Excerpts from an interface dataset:
__________________________________________________

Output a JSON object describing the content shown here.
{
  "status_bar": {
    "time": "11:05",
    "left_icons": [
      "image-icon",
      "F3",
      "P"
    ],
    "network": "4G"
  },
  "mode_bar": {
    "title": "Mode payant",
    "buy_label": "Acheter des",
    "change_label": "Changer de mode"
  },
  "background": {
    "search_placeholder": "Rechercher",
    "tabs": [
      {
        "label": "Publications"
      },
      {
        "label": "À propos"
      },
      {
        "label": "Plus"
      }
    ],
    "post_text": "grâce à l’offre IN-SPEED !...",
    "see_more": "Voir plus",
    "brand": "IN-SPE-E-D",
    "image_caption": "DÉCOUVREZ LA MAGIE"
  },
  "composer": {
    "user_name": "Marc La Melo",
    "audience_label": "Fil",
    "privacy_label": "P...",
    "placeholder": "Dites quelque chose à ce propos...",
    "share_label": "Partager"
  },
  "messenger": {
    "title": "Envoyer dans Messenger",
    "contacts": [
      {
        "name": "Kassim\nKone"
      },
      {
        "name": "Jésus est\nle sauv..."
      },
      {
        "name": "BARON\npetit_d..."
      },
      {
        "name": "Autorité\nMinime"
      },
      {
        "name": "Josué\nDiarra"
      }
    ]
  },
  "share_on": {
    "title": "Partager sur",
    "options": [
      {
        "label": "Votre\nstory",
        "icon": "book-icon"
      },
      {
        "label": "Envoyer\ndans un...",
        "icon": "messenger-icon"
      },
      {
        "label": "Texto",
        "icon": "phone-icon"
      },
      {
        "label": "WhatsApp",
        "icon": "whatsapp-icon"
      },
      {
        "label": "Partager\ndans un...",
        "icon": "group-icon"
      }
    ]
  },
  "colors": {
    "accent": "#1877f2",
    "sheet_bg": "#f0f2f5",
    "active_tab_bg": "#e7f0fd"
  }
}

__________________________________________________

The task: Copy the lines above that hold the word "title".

Your response:
    "title": "Mode payant",
    "title": "Envoyer dans Messenger",
    "title": "Partager sur",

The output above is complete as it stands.